The Baltimore Orioles now have resolution on their three players with options, as Welington Castillo has declined his option for the 2018 season.
The Baltimore Orioles now have resolution on their three players with options, as Welington Castillo has declined his option for the 2018 season and the team has declined options on Wade Miley and J.J. Hardy.
None of these three decisions come as a surprise.
Hardy’s option did not vest, as he did not have enough at-bats in 2017 for that to happen. And, he is not the player he once was. Hardy also wants to be an everyday player, and with Tim Beckham, that wasn’t in the cards in Baltimore.
Miley was maybe a tiny bit intriguing, considering he is left-handed and the Orioles could use just about any starting pitchers with a pulse. But, the team made the smart option to decline his option.
More from Baltimore Orioles
- What other Baltimore Orioles Offseason Storylines will you be interested in seeing?
- Baltimore Orioles to Face Numerous Playoff Contenders Down the Stretch
- Baltimore Orioles Showing Encouraging Signs During Recent Wins
- The Baltimore Orioles and the Expanded September Roster
- Orioles Josh Rogers Expectations in his Major League Debut
Together, those options cost the team $2.5 million dollars, as opposed to the nearly $30 million it would have cost to pick up the options for next year. That left Welington Castillo as the remaining player.
Castillo came to the Orioles with a one year deal and a player option for a second. It was an opportunity for him to prove himself as a regular, everyday catcher when the Orioles didn’t know what kind of offensive rebound they would get from Caleb Joseph.

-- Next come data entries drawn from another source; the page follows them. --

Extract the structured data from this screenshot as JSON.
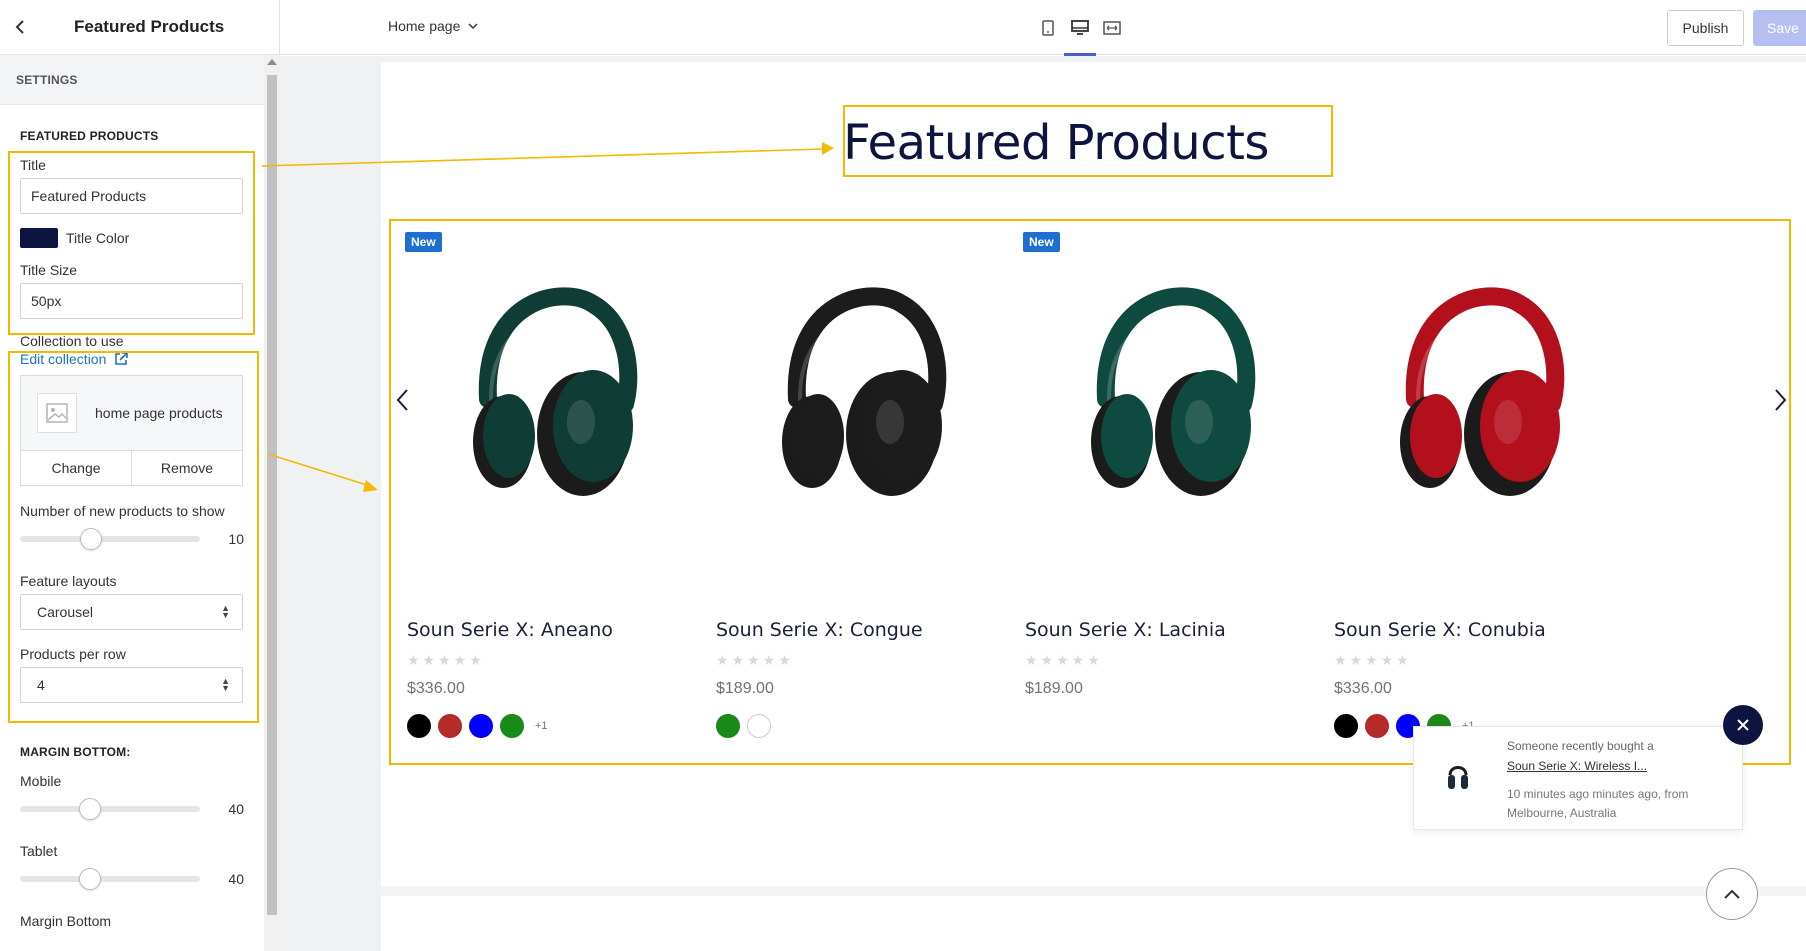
{
  "sidebar": {
    "title": "Featured Products",
    "settings_label": "SETTINGS",
    "section_featured": "FEATURED PRODUCTS",
    "title_label": "Title",
    "title_value": "Featured Products",
    "title_color_label": "Title Color",
    "title_color": "#0d1440",
    "title_size_label": "Title Size",
    "title_size_value": "50px",
    "collection_label": "Collection to use",
    "edit_collection": "Edit collection",
    "collection_name": "home page products",
    "change_label": "Change",
    "remove_label": "Remove",
    "new_products_label": "Number of new products to show",
    "new_products_value": "10",
    "layouts_label": "Feature layouts",
    "layout_value": "Carousel",
    "per_row_label": "Products per row",
    "per_row_value": "4",
    "margin_section": "MARGIN BOTTOM:",
    "mobile_label": "Mobile",
    "mobile_value": "40",
    "tablet_label": "Tablet",
    "tablet_value": "40",
    "margin_bottom_label": "Margin Bottom"
  },
  "topbar": {
    "page_select": "Home page",
    "publish": "Publish",
    "save": "Save",
    "device_icons": [
      "mobile-icon",
      "desktop-icon",
      "fullwidth-icon"
    ],
    "active_device": "desktop-icon"
  },
  "preview": {
    "heading": "Featured Products",
    "badge_label": "New",
    "products": [
      {
        "name": "Soun Serie X: Aneano",
        "price": "$336.00",
        "stars": "★★★★★",
        "badge": true,
        "color": "#0f3d35",
        "swatches": [
          "#000000",
          "#b52a2a",
          "#0000ff",
          "#1a8a1a"
        ],
        "more": "+1"
      },
      {
        "name": "Soun Serie X: Congue",
        "price": "$189.00",
        "stars": "★★★★★",
        "badge": false,
        "color": "#1c1c1c",
        "swatches": [
          "#1a8a1a",
          "#ffffff"
        ],
        "more": ""
      },
      {
        "name": "Soun Serie X: Lacinia",
        "price": "$189.00",
        "stars": "★★★★★",
        "badge": true,
        "color": "#0f4a40",
        "swatches": [],
        "more": ""
      },
      {
        "name": "Soun Serie X: Conubia",
        "price": "$336.00",
        "stars": "★★★★★",
        "badge": false,
        "color": "#b3101e",
        "swatches": [
          "#000000",
          "#b52a2a",
          "#0000ff",
          "#1a8a1a"
        ],
        "more": "+1"
      }
    ]
  },
  "toast": {
    "line1": "Someone recently bought a",
    "line2": "Soun Serie X: Wireless I...",
    "line3": "10 minutes ago minutes ago, from Melbourne, Australia"
  },
  "colors": {
    "highlight": "#f5b800",
    "accent": "#4b5cc4",
    "badge": "#1e6fd1"
  }
}
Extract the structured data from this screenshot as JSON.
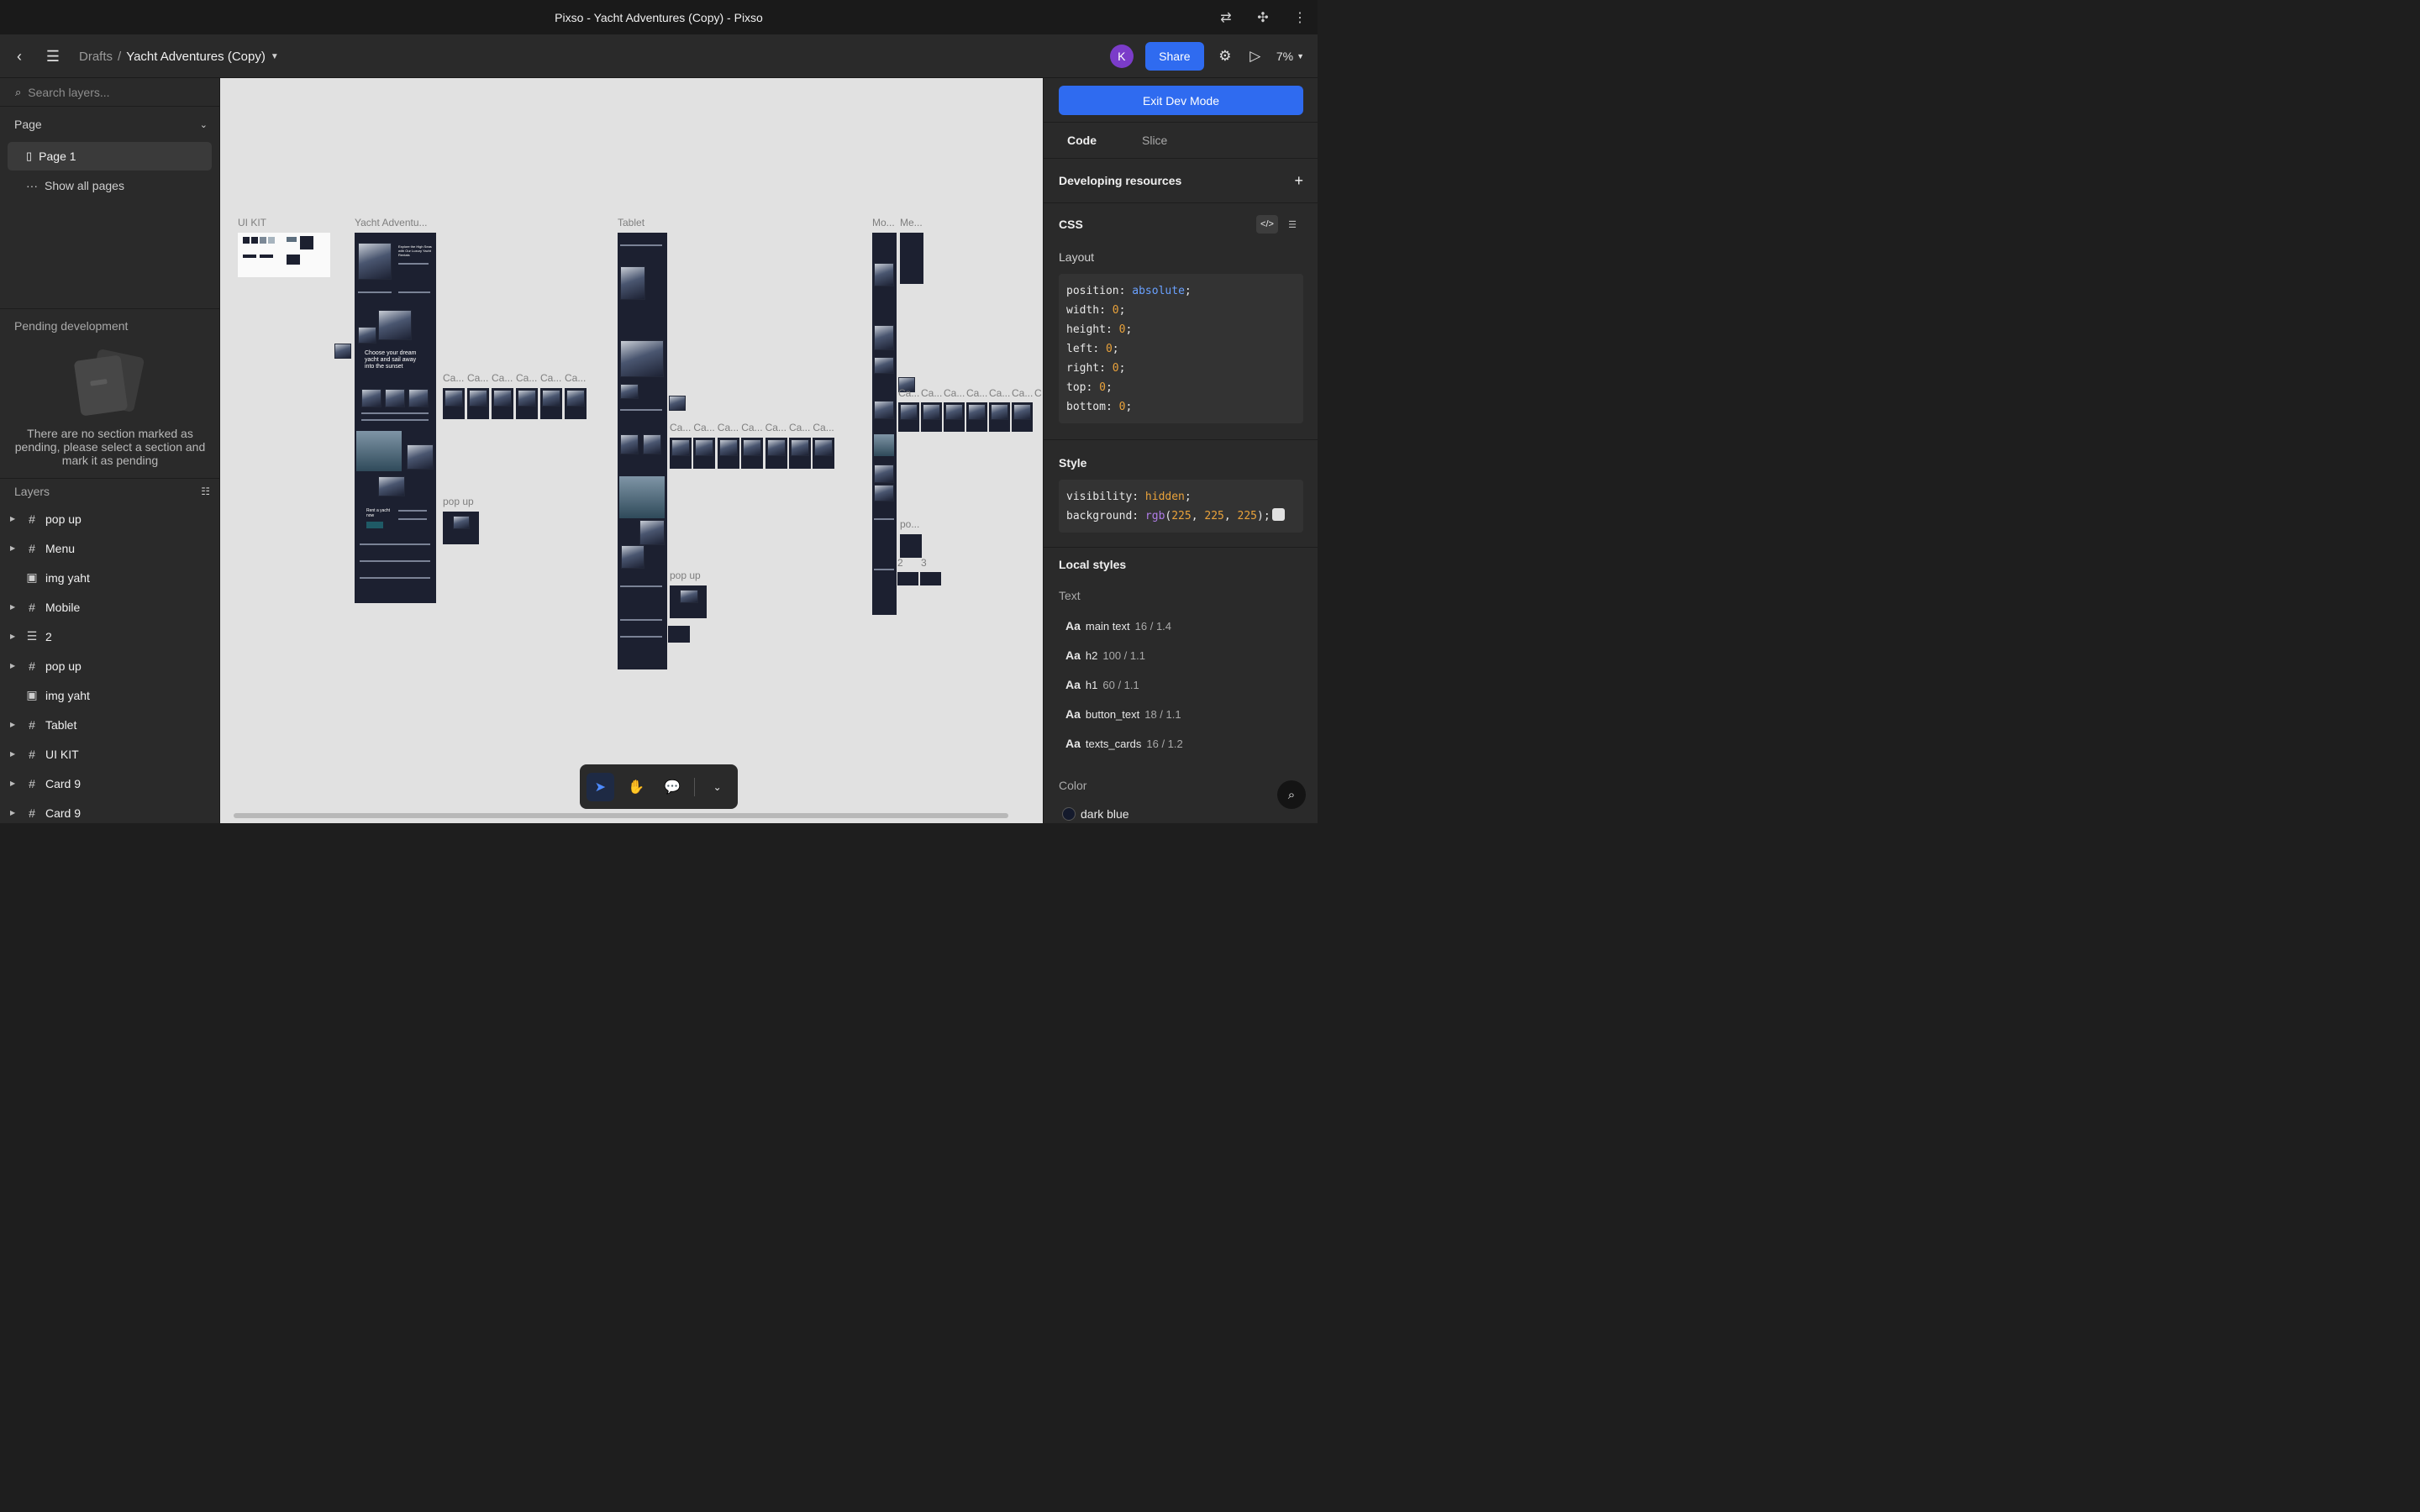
{
  "window": {
    "title": "Pixso - Yacht Adventures (Copy) - Pixso"
  },
  "toolbar": {
    "breadcrumb_root": "Drafts",
    "breadcrumb_sep": "/",
    "file_name": "Yacht Adventures (Copy)",
    "avatar_initial": "K",
    "share_label": "Share",
    "zoom": "7%"
  },
  "left": {
    "search_placeholder": "Search layers...",
    "page_section": "Page",
    "current_page": "Page 1",
    "show_all_pages": "Show all pages",
    "pending_title": "Pending development",
    "pending_message": "There are no section marked as pending, please select a section and mark it as pending",
    "layers_title": "Layers",
    "layers": [
      {
        "name": "pop up",
        "type": "frame",
        "expandable": true
      },
      {
        "name": "Menu",
        "type": "frame",
        "expandable": true
      },
      {
        "name": "img yaht",
        "type": "image",
        "expandable": false
      },
      {
        "name": "Mobile",
        "type": "frame",
        "expandable": true
      },
      {
        "name": "2",
        "type": "group",
        "expandable": true
      },
      {
        "name": "pop up",
        "type": "frame",
        "expandable": true
      },
      {
        "name": "img yaht",
        "type": "image",
        "expandable": false
      },
      {
        "name": "Tablet",
        "type": "frame",
        "expandable": true
      },
      {
        "name": "UI KIT",
        "type": "frame",
        "expandable": true
      },
      {
        "name": "Card 9",
        "type": "frame",
        "expandable": true
      },
      {
        "name": "Card 9",
        "type": "frame",
        "expandable": true
      }
    ]
  },
  "canvas": {
    "labels": {
      "ui_kit": "UI KIT",
      "yacht": "Yacht Adventu...",
      "tablet": "Tablet",
      "mobile": "Mo...",
      "menu": "Me...",
      "card": "Ca...",
      "popup": "pop up",
      "popup_short": "po...",
      "num2": "2",
      "num3": "3",
      "card_cut": "C"
    },
    "hero_text": "Explore the High Seas with Our Luxury Yacht Rentals",
    "choose_text": "Choose your dream yacht and sail away into the sunset",
    "rent_text": "Rent a yacht now"
  },
  "right": {
    "exit_dev_mode": "Exit Dev Mode",
    "tab_code": "Code",
    "tab_slice": "Slice",
    "developing_resources": "Developing resources",
    "css_title": "CSS",
    "layout_label": "Layout",
    "layout_css": [
      {
        "prop": "position",
        "value": "absolute",
        "kind": "kw"
      },
      {
        "prop": "width",
        "value": "0",
        "kind": "num"
      },
      {
        "prop": "height",
        "value": "0",
        "kind": "num"
      },
      {
        "prop": "left",
        "value": "0",
        "kind": "num"
      },
      {
        "prop": "right",
        "value": "0",
        "kind": "num"
      },
      {
        "prop": "top",
        "value": "0",
        "kind": "num"
      },
      {
        "prop": "bottom",
        "value": "0",
        "kind": "num"
      }
    ],
    "style_label": "Style",
    "style_visibility": "hidden",
    "style_bg_fn": "rgb",
    "style_bg_r": "225",
    "style_bg_g": "225",
    "style_bg_b": "225",
    "local_styles": "Local styles",
    "text_label": "Text",
    "text_styles": [
      {
        "name": "main text",
        "meta": "16 / 1.4"
      },
      {
        "name": "h2",
        "meta": "100 / 1.1"
      },
      {
        "name": "h1",
        "meta": "60 / 1.1"
      },
      {
        "name": "button_text",
        "meta": "18 / 1.1"
      },
      {
        "name": "texts_cards",
        "meta": "16 / 1.2"
      }
    ],
    "color_label": "Color",
    "color_name": "dark blue",
    "color_value": "#141a2c"
  },
  "colors": {
    "accent": "#2f6bf0",
    "canvas": "#e1e1e1",
    "panel": "#2a2a2a",
    "avatar": "#7b3cc9"
  }
}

And in all terms, he succeeded. Castillo hit .282/.323/.490 in 365 plate appearances with 20 home runs, 44 runs, 53 runs batted in and 11 doubles. He also walked 22 times, nd struck out 97.
Castillo carried an offensive WAR of 2.4 and a defensive WAR of 0.3. He threw out 49 percent of attempted base stealers, easiest the best mark in the league.
However, a lot of the other defensive metrics don’t rate him quite as favorably, and his ball framing is also below par. But, how much will the Orioles miss Castillo?
Caleb Joseph hit .256/.287/.413 in 266 plate appearances with eight home runs, 31 runs scored, 28 runs batted in and 14 doubles. He walked 10 times to 72 strikeouts.
Joseph carried an offensive WAR of 0.9 and a dWAR of 1.2. He only threw out 18 percent of attempted base stealers, well below the league average. However, Joseph is a guy who the previous three years was above league average, even leading the league in 2014.
Joseph had a better fielding percentage than Castillo (albeit in fewer chances) and the sabermetrics rated him favorably, as they always do. Plus, and this may be the biggest part in this, the Orioles have prized prospect Chance Sisco waiting in the wings at catcher.
Sisco played sparingly after being called up in September, but this is a guy who offensively is ready to be a major leaguer. He doesn’t hit for a lot of power, but is a strong average hitter. The question will be throughout Spring Training whether or not his defense is ready for the major leagues.
The Baltimore Orioles saved over $30 million dollars in the decisions that were made. That is money that Dan Duquette needs to put to good use. The Orioles’ starting pitching needs at least three quality options if this team is going to make a run at it in 2018.
For the Orioles, it is all about the starting pitching. With these three expected outcomes, the Orioles can now begin to determine where to spend that money.